[Data about app and page elements]
■ ■ ■ ■ ■ ■ ■

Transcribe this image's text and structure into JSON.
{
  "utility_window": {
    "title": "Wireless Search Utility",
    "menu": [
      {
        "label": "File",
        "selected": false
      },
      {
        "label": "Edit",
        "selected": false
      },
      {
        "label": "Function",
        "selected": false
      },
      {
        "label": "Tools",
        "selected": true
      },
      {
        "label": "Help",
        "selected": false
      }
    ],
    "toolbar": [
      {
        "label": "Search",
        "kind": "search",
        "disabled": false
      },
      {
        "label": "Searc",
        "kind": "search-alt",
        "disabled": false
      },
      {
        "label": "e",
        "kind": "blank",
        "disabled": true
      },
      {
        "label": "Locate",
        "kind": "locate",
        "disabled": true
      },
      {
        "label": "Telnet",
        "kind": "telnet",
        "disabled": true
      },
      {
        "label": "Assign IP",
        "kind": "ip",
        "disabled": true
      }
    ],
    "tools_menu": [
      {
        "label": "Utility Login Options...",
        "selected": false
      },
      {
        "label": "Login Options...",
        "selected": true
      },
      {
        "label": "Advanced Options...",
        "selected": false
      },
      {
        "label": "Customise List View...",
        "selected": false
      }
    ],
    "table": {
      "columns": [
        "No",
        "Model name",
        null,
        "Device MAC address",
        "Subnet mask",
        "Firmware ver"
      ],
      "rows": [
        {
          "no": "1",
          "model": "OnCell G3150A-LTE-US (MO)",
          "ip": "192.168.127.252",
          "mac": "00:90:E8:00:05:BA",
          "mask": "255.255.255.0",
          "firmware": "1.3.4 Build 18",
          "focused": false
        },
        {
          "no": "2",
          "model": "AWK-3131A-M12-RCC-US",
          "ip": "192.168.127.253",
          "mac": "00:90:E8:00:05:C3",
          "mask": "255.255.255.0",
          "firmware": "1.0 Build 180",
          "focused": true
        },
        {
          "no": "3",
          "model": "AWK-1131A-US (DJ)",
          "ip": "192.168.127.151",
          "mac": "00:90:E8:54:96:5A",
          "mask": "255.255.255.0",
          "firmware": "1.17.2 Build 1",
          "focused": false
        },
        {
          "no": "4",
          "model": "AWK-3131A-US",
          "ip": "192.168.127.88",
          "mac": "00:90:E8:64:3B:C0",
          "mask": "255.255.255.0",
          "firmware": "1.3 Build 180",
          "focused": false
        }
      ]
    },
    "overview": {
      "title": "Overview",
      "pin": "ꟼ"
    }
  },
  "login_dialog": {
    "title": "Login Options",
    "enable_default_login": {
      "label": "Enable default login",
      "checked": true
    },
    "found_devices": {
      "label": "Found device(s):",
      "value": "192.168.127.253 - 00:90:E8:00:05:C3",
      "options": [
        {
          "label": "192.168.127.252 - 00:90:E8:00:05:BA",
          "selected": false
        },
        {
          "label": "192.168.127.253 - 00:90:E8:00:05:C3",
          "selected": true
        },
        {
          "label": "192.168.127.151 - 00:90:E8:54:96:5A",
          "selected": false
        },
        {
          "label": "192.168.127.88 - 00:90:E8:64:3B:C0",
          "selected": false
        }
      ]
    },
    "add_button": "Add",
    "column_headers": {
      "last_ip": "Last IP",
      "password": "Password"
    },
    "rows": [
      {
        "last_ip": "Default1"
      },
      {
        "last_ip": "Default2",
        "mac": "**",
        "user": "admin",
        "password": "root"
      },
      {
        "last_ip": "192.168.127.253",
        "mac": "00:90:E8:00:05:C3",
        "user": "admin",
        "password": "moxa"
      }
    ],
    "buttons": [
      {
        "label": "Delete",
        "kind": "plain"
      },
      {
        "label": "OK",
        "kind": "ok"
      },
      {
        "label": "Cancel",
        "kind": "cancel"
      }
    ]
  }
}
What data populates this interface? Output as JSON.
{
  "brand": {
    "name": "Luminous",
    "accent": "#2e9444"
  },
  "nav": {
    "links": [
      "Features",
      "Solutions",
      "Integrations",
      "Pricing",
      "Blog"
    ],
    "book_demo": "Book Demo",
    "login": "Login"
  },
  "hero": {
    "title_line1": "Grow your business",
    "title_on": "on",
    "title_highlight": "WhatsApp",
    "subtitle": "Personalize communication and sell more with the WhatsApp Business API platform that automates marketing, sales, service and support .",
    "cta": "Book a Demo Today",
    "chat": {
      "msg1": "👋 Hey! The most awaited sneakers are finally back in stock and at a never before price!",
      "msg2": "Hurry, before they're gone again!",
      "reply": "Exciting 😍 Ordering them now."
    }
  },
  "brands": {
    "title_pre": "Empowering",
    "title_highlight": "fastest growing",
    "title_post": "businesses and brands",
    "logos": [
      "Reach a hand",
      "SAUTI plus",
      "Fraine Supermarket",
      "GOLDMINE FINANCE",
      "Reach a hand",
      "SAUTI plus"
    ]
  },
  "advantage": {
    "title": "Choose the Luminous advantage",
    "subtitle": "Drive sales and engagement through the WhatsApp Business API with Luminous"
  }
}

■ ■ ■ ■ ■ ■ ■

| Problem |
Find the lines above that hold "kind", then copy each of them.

| Exercise answer |
        "kind": "search",
        "kind": "search-alt",
        "kind": "blank",
        "kind": "locate",
        "kind": "telnet",
        "kind": "ip",
        "kind": "plain"
        "kind": "ok"
        "kind": "cancel"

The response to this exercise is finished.